It was simple…my experience was female colleagues who talked about menopause and could be visually seen sweating and having hot flushes at their desks. Fans were on and survival technique was to pop out and buy chocolate at about 3pm just to get through the day. 

Was anyone being inspired to understand and value the experiences of these women in the workplace? No. 

Was anyone asking if there was anything that the firm could do to support them? No.

Were the individuals educated on the topic to know how to positively support themselves? No.

Women just ‘got on with it’ and we could reflect on the term ‘suffered in silence’. If they couldn’t ‘get on with it’, they left because they didn’t feel they were the right person for the job. They didn’t consider that their unmanaged and unsupported menopause was making them feel this way.

I will never forget a lady I met back in 2019. She shared with me how she quit her job due to her menopause. She never explained why she decided to leave, simply through fear of judgement. By this point, she had worked for years and years to get to the very top of her career.  I looked into her eyes and I could see she was still heartbroken to have felt that she had no other choice but to make that decision. 

What do I see now?

I see law firms that are inspiring inclusion. I see law firms who are starting to understand that wellbeing has moved in a different direction and if they want to retain their amazing staff they need to understand and value them.

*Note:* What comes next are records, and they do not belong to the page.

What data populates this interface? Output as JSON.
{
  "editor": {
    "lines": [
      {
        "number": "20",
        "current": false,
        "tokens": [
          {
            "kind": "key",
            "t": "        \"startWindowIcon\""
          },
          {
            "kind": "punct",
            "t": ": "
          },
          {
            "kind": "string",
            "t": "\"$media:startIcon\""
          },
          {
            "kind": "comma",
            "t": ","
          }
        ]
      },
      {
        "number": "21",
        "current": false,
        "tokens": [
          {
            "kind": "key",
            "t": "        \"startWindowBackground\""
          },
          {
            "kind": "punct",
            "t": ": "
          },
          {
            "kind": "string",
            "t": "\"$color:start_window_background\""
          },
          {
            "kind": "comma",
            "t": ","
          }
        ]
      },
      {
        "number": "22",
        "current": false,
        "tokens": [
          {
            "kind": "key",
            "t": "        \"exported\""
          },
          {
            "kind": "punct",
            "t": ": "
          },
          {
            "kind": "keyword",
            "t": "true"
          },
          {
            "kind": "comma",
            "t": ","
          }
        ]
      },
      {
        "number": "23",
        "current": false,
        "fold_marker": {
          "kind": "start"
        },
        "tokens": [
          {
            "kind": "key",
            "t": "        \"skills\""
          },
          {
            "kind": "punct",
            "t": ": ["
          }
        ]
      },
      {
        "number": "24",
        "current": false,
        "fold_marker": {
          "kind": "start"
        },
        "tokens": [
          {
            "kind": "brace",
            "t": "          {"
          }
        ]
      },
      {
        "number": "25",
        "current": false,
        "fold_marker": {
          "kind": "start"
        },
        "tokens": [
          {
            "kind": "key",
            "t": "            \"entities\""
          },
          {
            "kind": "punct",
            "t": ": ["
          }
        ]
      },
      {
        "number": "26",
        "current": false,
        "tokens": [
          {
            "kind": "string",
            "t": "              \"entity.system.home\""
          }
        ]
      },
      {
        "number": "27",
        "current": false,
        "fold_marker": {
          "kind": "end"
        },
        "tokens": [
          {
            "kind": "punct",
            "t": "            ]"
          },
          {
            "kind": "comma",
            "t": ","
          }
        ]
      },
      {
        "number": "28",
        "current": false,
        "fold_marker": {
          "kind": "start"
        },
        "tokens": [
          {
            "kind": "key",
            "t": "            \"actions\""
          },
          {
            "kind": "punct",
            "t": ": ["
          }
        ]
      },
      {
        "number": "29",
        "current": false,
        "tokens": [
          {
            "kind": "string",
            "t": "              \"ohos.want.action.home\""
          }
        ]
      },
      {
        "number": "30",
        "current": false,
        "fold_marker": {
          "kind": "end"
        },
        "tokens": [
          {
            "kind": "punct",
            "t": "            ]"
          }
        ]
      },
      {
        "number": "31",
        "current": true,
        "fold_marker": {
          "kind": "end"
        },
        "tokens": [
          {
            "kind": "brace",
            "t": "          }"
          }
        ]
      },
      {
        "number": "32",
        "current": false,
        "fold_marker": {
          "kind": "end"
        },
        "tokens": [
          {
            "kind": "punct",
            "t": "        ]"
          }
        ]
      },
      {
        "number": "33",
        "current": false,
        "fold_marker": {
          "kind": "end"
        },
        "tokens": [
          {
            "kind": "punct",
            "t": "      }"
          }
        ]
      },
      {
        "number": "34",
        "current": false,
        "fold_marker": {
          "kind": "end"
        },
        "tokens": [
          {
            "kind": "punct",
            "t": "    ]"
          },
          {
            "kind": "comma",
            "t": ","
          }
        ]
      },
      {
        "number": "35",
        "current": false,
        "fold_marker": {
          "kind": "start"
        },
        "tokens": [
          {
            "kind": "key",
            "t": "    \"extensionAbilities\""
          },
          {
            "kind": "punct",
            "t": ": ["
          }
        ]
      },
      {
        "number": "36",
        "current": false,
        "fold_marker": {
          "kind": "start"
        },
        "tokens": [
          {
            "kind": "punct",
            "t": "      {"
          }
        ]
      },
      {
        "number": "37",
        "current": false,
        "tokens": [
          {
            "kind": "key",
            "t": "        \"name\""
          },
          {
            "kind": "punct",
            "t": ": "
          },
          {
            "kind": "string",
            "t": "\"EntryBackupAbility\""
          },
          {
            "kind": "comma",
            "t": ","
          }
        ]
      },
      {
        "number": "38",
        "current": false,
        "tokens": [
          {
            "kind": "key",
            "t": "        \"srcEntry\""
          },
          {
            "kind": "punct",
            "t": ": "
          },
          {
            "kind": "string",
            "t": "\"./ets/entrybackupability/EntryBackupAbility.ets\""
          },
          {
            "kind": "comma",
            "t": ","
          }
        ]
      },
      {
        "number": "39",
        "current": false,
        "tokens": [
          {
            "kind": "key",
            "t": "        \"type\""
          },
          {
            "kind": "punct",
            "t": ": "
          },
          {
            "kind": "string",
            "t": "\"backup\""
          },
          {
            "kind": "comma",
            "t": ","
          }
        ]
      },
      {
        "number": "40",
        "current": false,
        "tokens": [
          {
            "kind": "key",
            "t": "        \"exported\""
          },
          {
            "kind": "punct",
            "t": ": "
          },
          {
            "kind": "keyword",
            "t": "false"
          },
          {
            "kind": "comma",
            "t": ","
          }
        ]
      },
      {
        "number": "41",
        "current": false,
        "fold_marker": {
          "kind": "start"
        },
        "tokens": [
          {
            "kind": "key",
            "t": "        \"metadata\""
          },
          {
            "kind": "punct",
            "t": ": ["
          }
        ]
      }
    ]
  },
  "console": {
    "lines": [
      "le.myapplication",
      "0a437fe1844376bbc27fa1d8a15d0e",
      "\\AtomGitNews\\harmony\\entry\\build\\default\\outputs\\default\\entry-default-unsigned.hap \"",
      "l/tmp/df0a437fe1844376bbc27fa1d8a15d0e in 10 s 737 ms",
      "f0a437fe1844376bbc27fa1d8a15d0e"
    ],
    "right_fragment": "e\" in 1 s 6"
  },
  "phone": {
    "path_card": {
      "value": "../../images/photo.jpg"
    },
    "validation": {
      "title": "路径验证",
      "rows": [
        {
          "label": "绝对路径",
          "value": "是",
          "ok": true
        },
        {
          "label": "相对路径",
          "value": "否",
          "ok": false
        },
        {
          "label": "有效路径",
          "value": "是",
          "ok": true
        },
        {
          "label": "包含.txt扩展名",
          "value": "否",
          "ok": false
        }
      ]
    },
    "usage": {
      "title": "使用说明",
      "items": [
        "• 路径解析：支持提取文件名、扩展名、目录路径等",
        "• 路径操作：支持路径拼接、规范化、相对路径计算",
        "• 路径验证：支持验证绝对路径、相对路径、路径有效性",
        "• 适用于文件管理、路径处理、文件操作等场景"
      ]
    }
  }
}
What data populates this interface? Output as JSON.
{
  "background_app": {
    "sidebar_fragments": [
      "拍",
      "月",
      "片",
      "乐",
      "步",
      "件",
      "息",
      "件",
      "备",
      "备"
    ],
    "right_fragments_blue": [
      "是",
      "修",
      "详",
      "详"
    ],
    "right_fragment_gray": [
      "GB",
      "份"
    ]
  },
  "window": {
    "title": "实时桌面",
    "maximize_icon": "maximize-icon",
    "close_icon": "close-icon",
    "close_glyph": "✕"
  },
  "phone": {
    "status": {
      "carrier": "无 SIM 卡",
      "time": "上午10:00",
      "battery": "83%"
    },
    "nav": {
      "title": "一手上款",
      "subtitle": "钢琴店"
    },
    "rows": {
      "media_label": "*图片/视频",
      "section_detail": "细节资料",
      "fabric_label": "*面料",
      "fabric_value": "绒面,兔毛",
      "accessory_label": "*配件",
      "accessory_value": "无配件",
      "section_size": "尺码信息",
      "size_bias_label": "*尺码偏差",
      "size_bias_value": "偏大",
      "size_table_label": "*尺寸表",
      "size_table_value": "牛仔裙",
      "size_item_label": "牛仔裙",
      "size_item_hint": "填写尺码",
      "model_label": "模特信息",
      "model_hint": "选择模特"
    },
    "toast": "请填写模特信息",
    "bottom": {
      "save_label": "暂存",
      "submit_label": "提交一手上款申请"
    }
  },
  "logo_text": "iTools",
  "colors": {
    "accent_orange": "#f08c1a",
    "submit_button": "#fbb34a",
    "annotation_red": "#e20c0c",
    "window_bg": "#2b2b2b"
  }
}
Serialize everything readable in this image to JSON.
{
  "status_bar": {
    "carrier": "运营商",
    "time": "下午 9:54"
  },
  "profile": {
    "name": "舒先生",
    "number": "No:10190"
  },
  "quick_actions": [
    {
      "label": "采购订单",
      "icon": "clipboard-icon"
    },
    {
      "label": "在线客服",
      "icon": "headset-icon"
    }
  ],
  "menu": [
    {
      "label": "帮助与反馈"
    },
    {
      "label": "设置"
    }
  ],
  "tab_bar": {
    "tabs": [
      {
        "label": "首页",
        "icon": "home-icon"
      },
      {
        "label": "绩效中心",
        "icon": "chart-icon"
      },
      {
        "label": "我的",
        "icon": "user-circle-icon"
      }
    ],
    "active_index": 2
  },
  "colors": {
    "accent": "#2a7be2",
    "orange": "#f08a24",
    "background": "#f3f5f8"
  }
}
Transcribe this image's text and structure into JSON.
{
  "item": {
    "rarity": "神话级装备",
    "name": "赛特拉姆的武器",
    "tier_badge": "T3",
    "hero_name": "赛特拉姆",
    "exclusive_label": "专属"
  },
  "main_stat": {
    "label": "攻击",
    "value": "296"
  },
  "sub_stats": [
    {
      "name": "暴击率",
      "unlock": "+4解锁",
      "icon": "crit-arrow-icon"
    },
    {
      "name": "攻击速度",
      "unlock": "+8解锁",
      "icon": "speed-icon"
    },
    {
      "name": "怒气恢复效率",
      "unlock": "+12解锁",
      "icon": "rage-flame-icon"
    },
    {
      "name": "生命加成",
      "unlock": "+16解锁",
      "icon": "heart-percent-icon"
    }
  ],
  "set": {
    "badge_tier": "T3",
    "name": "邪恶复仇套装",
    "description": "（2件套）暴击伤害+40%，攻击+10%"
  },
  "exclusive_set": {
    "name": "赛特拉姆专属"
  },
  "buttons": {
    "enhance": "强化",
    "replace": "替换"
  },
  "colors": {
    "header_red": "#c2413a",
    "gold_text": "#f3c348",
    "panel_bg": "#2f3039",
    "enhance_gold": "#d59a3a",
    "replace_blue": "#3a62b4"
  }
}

I see positive steps forward following manager awareness sessions where employees feel they can ask for support and managers are confident to provide it. This does not mean that managers are expected to have the answers, but they now have the tools to have an approachable and confident conversation, which is often all that is needed. 

In my experience, during the late 1990s, a female secretary would not have approached many senior male partners with the confidence to have such a conversation. This is nothing against the male partner. Neither party knew how to start this conversation or how to feel comfortable doing so. 

Now we can. 

So, let’s keep up the momentum of this topic. So many firms are doing such great work to educate, understand, support and value their staff.

I’d also like to take the opportunity to thank all the inspirational men throughout law who want to support this topic in their workplace and at home.

To all the individuals personally experiencing any stage of menopause; please educate yourselves on this topic, speak to friends, family and colleagues to gain a greater understanding and support. Finally, keep fighting your own corner until you get the support you need.